I am not an artist.
But I had aspirations as a teenager: dragons, medieval fantasy stuff, creepy guys with fangs, 80's rocker dudes with battle axes and swords ... Nothing I would ever consider putting on the cover of my self-published ebooks.
Needless to say, I have decided to hire cover artists. And just how does one go about hiring cover artists? I began my journey down this road without a clue.
As most business begins in this day and age, I started with Google. Anything I want to know I just Google it, don't we all? The trick is asking the right question, its like a backwards game of Jeopardy.
In my searches for cover art/artists, I came across many resources, a few of which I will name here. Mark Coker of Smashwords.com, the largest Indie ebook publishing outfit on the web outside of Amazon, has a list of cover artists he will promptly email upon request. I looked at that list, and I checked out various websites of the cover artists showcasing portfolios of their work.
I don't want to bash too hard on other people's cover art, but I was not very impressed with about 90% of it. I've been browsing through book covers for several months now, and there are literally about one in a hundred book covers that I thought looked professional or even decent. I guess its all in the eye of the beholder. My eye for cover art is jaded.

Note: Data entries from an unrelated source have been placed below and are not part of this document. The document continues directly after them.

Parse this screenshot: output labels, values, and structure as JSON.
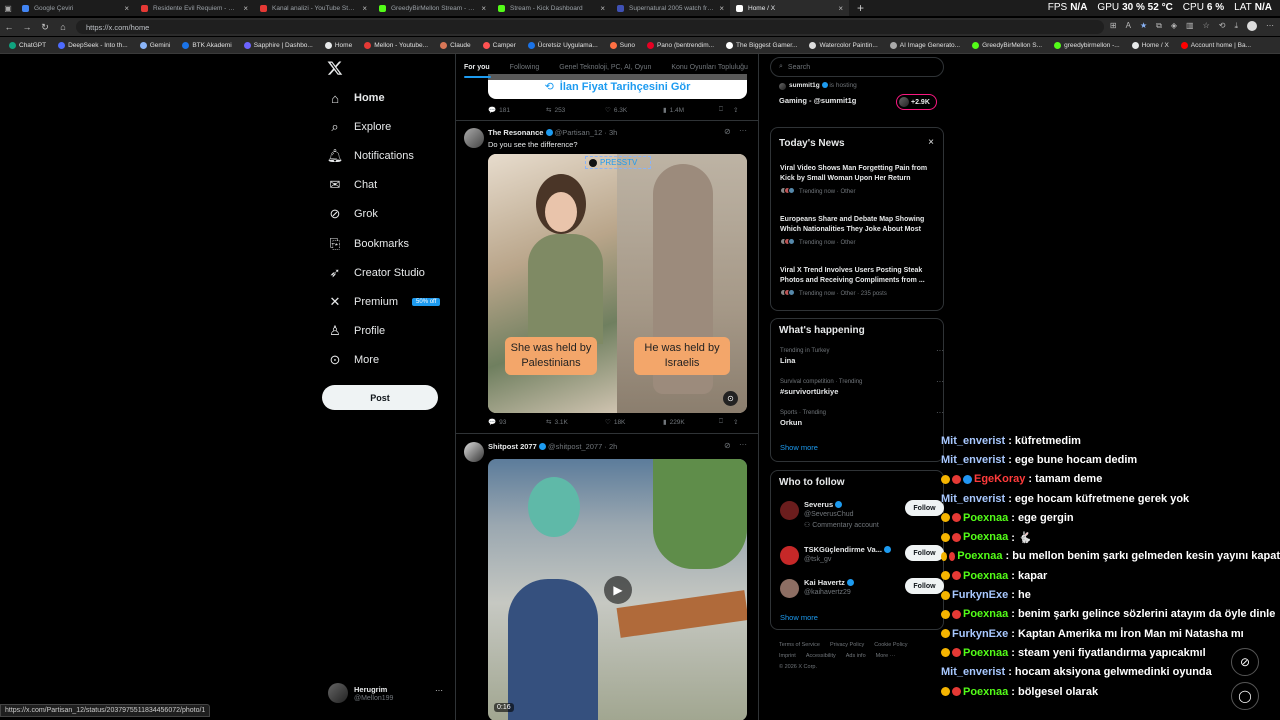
{
  "browser": {
    "tabs": [
      {
        "label": "Google Çeviri",
        "color": "#4285f4",
        "active": false
      },
      {
        "label": "Residente Evil Requiem - Bölüm 5",
        "color": "#e53935",
        "active": false
      },
      {
        "label": "Kanal analizi - YouTube Studio",
        "color": "#e53935",
        "active": false
      },
      {
        "label": "GreedyBirMellon Stream - Watch",
        "color": "#53fc18",
        "active": false
      },
      {
        "label": "Stream - Kick Dashboard",
        "color": "#53fc18",
        "active": false
      },
      {
        "label": "Supernatural 2005 watch free - 1x",
        "color": "#3f51b5",
        "active": false
      },
      {
        "label": "Home / X",
        "color": "#ffffff",
        "active": true
      }
    ],
    "new_tab": "+",
    "url": "https://x.com/home",
    "stats": {
      "fps_label": "FPS",
      "fps": "N/A",
      "gpu_label": "GPU",
      "gpu": "30 % 52 °C",
      "cpu_label": "CPU",
      "cpu": "6 %",
      "lat_label": "LAT",
      "lat": "N/A"
    },
    "bookmarks": [
      "ChatGPT",
      "DeepSeek - Into th...",
      "Gemini",
      "BTK Akademi",
      "Sapphire | Dashbo...",
      "Home",
      "Mellon - Youtube...",
      "Claude",
      "Camper",
      "Ücretsiz Uygulama...",
      "Suno",
      "Pano (bentrendim...",
      "The Biggest Gamer...",
      "Watercolor Paintin...",
      "AI Image Generato...",
      "GreedyBirMellon S...",
      "greedybirmellon -...",
      "Home / X",
      "Account home | Ba..."
    ],
    "status_url": "https://x.com/Partisan_12/status/2037975511834456072/photo/1"
  },
  "nav": {
    "items": [
      {
        "label": "Home",
        "icon": "home-icon"
      },
      {
        "label": "Explore",
        "icon": "search-icon"
      },
      {
        "label": "Notifications",
        "icon": "bell-icon"
      },
      {
        "label": "Chat",
        "icon": "mail-icon"
      },
      {
        "label": "Grok",
        "icon": "grok-icon"
      },
      {
        "label": "Bookmarks",
        "icon": "bookmark-icon"
      },
      {
        "label": "Creator Studio",
        "icon": "rocket-icon"
      },
      {
        "label": "Premium",
        "icon": "x-icon"
      },
      {
        "label": "Profile",
        "icon": "person-icon"
      },
      {
        "label": "More",
        "icon": "more-circle-icon"
      }
    ],
    "premium_badge": "50% off",
    "post_button": "Post",
    "account": {
      "name": "Herugrim",
      "handle": "@Mellon199",
      "more": "···"
    }
  },
  "timeline": {
    "tabs": [
      "For you",
      "Following",
      "Genel Teknoloji, PC, AI, Oyun",
      "Konu Oyunları Topluluğu"
    ],
    "prev_tweet": {
      "banner_text": "İlan Fiyat Tarihçesini Gör",
      "stats": {
        "replies": "181",
        "reposts": "253",
        "likes": "6.3K",
        "views": "1.4M"
      }
    },
    "tweet1": {
      "name": "The Resonance",
      "handle": "@Partisan_12",
      "time": "3h",
      "text": "Do you see the difference?",
      "media_label": "PRESSTV",
      "caption_left": "She was held by Palestinians",
      "caption_right": "He was held by Israelis",
      "stats": {
        "replies": "93",
        "reposts": "3.1K",
        "likes": "18K",
        "views": "229K"
      }
    },
    "tweet2": {
      "name": "Shitpost 2077",
      "handle": "@shitpost_2077",
      "time": "2h",
      "duration": "0:16"
    }
  },
  "right": {
    "search_placeholder": "Search",
    "live": {
      "host": "summit1g",
      "hosting_text": "is hosting",
      "title": "Gaming - @summit1g",
      "count": "+2.9K"
    },
    "news": {
      "title": "Today's News",
      "close": "×",
      "items": [
        {
          "title": "Viral Video Shows Man Forgetting Pain from Kick by Small Woman Upon Her Return",
          "meta": "Trending now · Other"
        },
        {
          "title": "Europeans Share and Debate Map Showing Which Nationalities They Joke About Most",
          "meta": "Trending now · Other"
        },
        {
          "title": "Viral X Trend Involves Users Posting Steak Photos and Receiving Compliments from ...",
          "meta": "Trending now · Other · 235 posts"
        }
      ]
    },
    "happening": {
      "title": "What's happening",
      "items": [
        {
          "context": "Trending in Turkey",
          "name": "Lina"
        },
        {
          "context": "Survival competition · Trending",
          "name": "#survivortürkiye"
        },
        {
          "context": "Sports · Trending",
          "name": "Orkun"
        }
      ],
      "show_more": "Show more"
    },
    "follow": {
      "title": "Who to follow",
      "items": [
        {
          "name": "Severus",
          "handle": "@SeverusChud",
          "sub": "Commentary account",
          "button": "Follow"
        },
        {
          "name": "TSKGüçlendirme Va...",
          "handle": "@tsk_gv",
          "sub": "",
          "button": "Follow"
        },
        {
          "name": "Kai Havertz",
          "handle": "@kaihavertz29",
          "sub": "",
          "button": "Follow"
        }
      ],
      "show_more": "Show more"
    },
    "footer": [
      "Terms of Service",
      "Privacy Policy",
      "Cookie Policy",
      "Imprint",
      "Accessibility",
      "Ads info",
      "More ···",
      "© 2026 X Corp."
    ]
  },
  "chat": [
    {
      "user": "Mit_enverist",
      "text": ": küfretmedim",
      "color": "#a8c8ff",
      "badges": 0
    },
    {
      "user": "Mit_enverist",
      "text": ": ege bune hocam dedim",
      "color": "#a8c8ff",
      "badges": 0
    },
    {
      "user": "EgeKoray",
      "text": ": tamam deme",
      "color": "#ff3b3b",
      "badges": 3
    },
    {
      "user": "Mit_enverist",
      "text": ": ege hocam küfretmene gerek yok",
      "color": "#a8c8ff",
      "badges": 0
    },
    {
      "user": "Poexnaa",
      "text": ": ege gergin",
      "color": "#53fc18",
      "badges": 2
    },
    {
      "user": "Poexnaa",
      "text": ": 🐇",
      "color": "#53fc18",
      "badges": 2
    },
    {
      "user": "Poexnaa",
      "text": ": bu mellon benim şarkı gelmeden kesin yayını kapat",
      "color": "#53fc18",
      "badges": 2
    },
    {
      "user": "Poexnaa",
      "text": ": kapar",
      "color": "#53fc18",
      "badges": 2
    },
    {
      "user": "FurkynExe",
      "text": ": he",
      "color": "#a8c8ff",
      "badges": 1
    },
    {
      "user": "Poexnaa",
      "text": ": benim şarkı gelince sözlerini atayım da öyle dinle",
      "color": "#53fc18",
      "badges": 2
    },
    {
      "user": "FurkynExe",
      "text": ": Kaptan Amerika mı İron Man mi Natasha mı",
      "color": "#a8c8ff",
      "badges": 1
    },
    {
      "user": "Poexnaa",
      "text": ": steam yeni fiyatlandırma yapıcakmıl",
      "color": "#53fc18",
      "badges": 2
    },
    {
      "user": "Mit_enverist",
      "text": ": hocam aksiyona gelwmedinki oyunda",
      "color": "#a8c8ff",
      "badges": 0
    },
    {
      "user": "Poexnaa",
      "text": ": bölgesel olarak",
      "color": "#53fc18",
      "badges": 2
    }
  ]
}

Later in my searches I found a great source for award winning cover art: http://www.thebookdesigner.com/2012/06/e-book-cover-design-awards-may-2012/
Those are some very good covers, and it stands to reason those artists would produce quality products for me as well .... but at what price?
The one place I found immediately when I searched for freelance artists or artists-for-hire is http://www.freelanced.com/. Its the best resource for freelance artists I've ever seen. In minutes I was able to post my Job at the price I was willing to pay, and real live artists began applying for the Job. It is sooo EFFIN awesome to have a whole swarm of artists willing to do the job you want at the price you name. And there are some extremely talented artists on freelanced.
Like many things in life, I think it follows the 80/20 rule. About 80% of the artists are mediocre and then there's the 20% that are fantastic. Some of these artists will do a quick mockup of your concept. You can have a free demonstration of how your cover ideas come to life with an artist's particular flare. That is soooo cool. Its polar ice cap -120° F cool. Its cooler than a witches tit in a brass bra.
Of course, not all the artists want to give their valuable time for a free mockup. Some of the very best artists, the ones who have gallery quality art, are the ones who'll tell you their portfolio speaks for itself (and it does). So either you take a chance on a high quality artist without a mockup, or you work with a good-to-high quality artist who's not above spending a little time convincing you they're the one for the job.
I chose the latter every time. There's just something about getting a good looking mockup of your desired cover that sinks home the sale. The guys I hired didn't necessarily have the best portfolio, but they put forward their best efforts to prove they were good enough for my needs. They also happened to be in the business of doing cover art, they know what's expected.
I have found many cover artists I would like to hire, but so far I could only afford the two:
Diogo Lando from portugal, http://www.freelanced.com/diogolando
Joshua Allen from the good ole USA, http://www.freelanced.com/joshuamallen
You can see the process as it evolved proof by proof with each cover. There are numerous samples of cover art proofs and mockups done by artists in my site http://www.twluedke.com/
The question that should be prominent in your mind by now is how much did I pay for my covers?
Not a penny more than what I posted on freelanced: $75.00 each ($150 total for the two). These artists did multiple proofs and changes I asked for. They both finished the job within two weeks from the date I hired them.
Maybe you think my covers aren't all that. So what. I think they look better than 90% of what's out there in the self-publishing arena. If you think my covers look pretty good, then follow these tidbits of advice I have gleaned through experience:
1. Give the artist some room to work-in their particular flair or style, I tend to like artists with styles that are slightly abstract, it shows me they have a unique way of looking at the world.
2. Give detailed, clear and concise descriptions of what you have in mind. The clearer you can paint a picture for the artist, the better they will be able to produce what you want. Provide any examples you can find from imagery on the web to give the artist something to go on (Google images or stock photos or whatever).
3. Work only with artists who communicate quickly and effectively, if it takes them 4-5 days to respond to an email then they don't want your business that badly.
4. Make sure you're getting the right dimensions for your final product. Get educated on what cover art pixel requirements are for the various ebook vendors:
I wish you all the best of luck with your cover art. Don't settle for good enough, go for the best. If you take a little time and shop around you can find it at a reasonable price.